Remove as much large debris as you can
Now that you’ve already got your hands dirty, you can really get into the meat of the matter which is cleaning the pool itself.
So grab your skimmer net and skim the surface of the water to remove as much debris as you can. You want to remove as much of the dead leaves, branches, trash, or any other debris that has somehow found its way into your pool.
This can be harder if the water is extremely murky, so I advise you to do it slowly and carefully. This makes filtering the water much easier later on, otherwise you will have to replace the filter so many times.
Vacuum the pool
Use a long-handled pool brush to loosen any dirt that has accumulated on the bottom, and then vacuum it all up with the pool vacuum. After shocking, you may notice debris settled on the pool’s floor which you should vacuum again.
Shock the pool
To remove any organic debris and restore the pool water color to its original colorless state, you need to add plenty of chlorine into the pool.
Most pool experts recommend liquid chlorine because it mixes with the water more easily and is less likely to damage the pool walls.
Carefully read the product’s instructions for how much to add for a pool of your size. Generally speaking, you want the chlorine levels to be between 10 ppm and 30 ppm for maximum effectiveness.
Walk around the pool while pouring the shock so that it is evenly spread out.
Wait at least 24 hours and check the pool’s progress.
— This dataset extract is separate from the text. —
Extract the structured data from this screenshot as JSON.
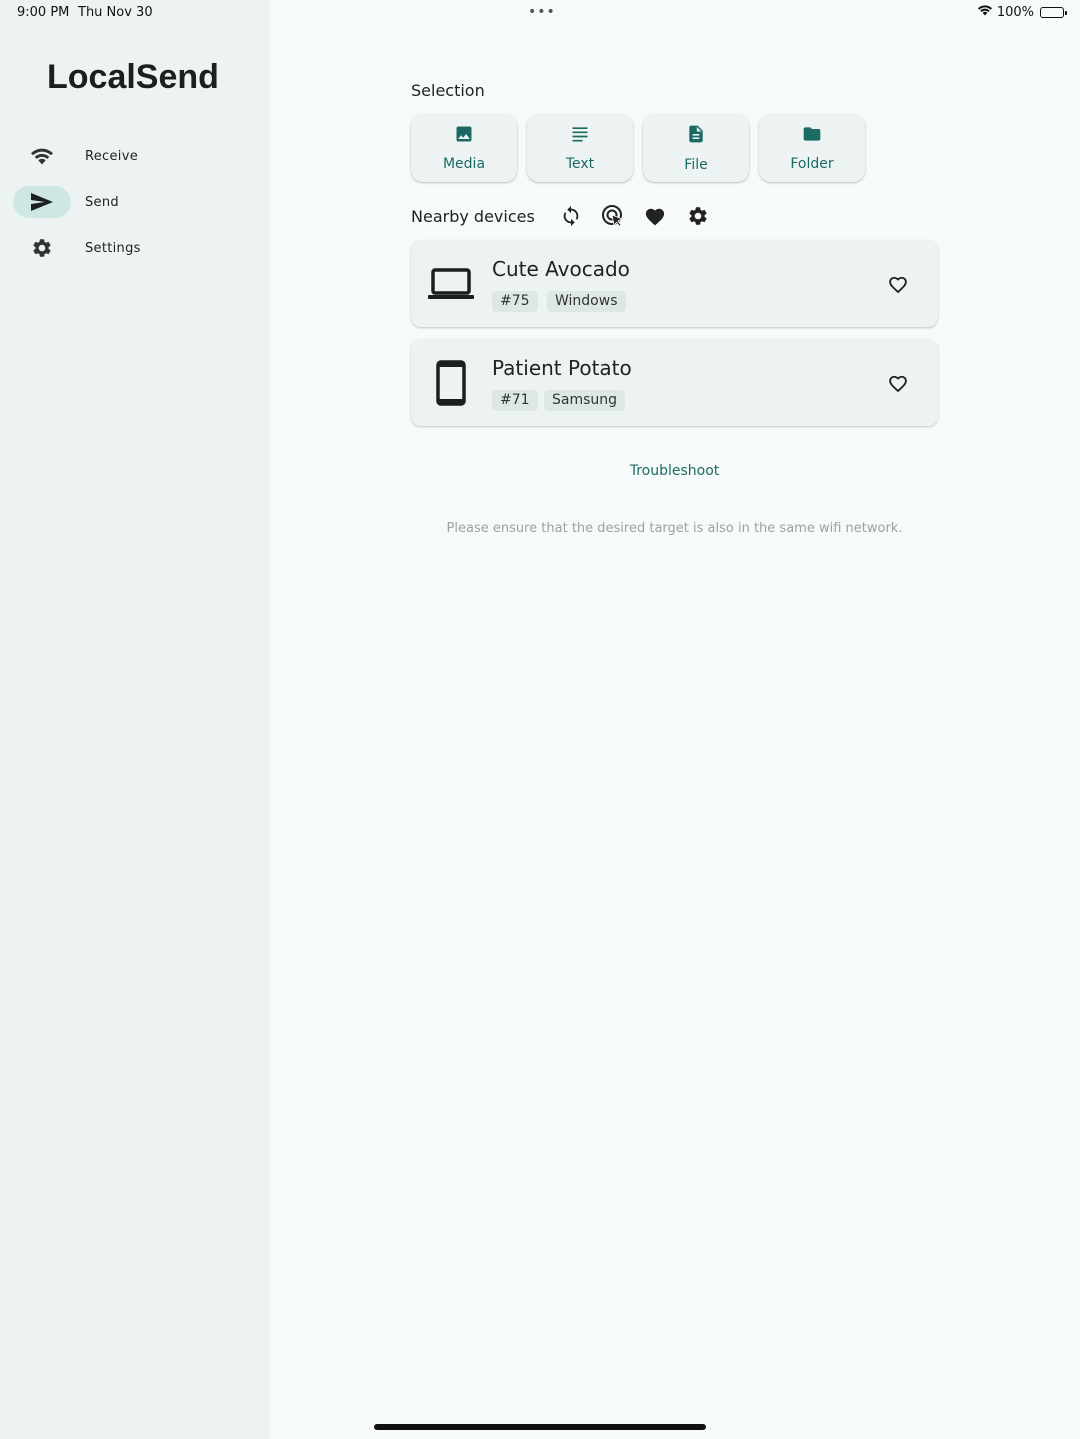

You may need to shock the pool again if the water is still not cleared up.
Run the pump and pool filter
While shocking the pool, make sure the pump and pool filter are running at full speed. This helps the shock circulate around the pool more effectively, and also helps trap unwanted particles so that clean water returns to your pool.
If your pool water is really dirty, keep a close eye on the filter system and check that it does not malfunction, especially at the beginning. Expect to replace the filter several times over the course of this cleanup.
Put floc in the water
Even after shocking the pool, if you find that the water hasn’t cleared up and has a cloudy appearance, then you can add some flocculant to the water to fix this issue.
Floc will bind to dirt particles, creating a larger clump that will sink right to the floor so that it can easily be vacuumed up.
Test the water
Once the water looks clean and clear, use a pool test kit to ensure it is safe to swim in. Check that the pH is between 7.4 to 7.6, the free chlorine is between 1-3 ppm, and the alkalinity is 80-120 ppm. If the water chemistry is off, you’ll need to add more chemicals to balance it.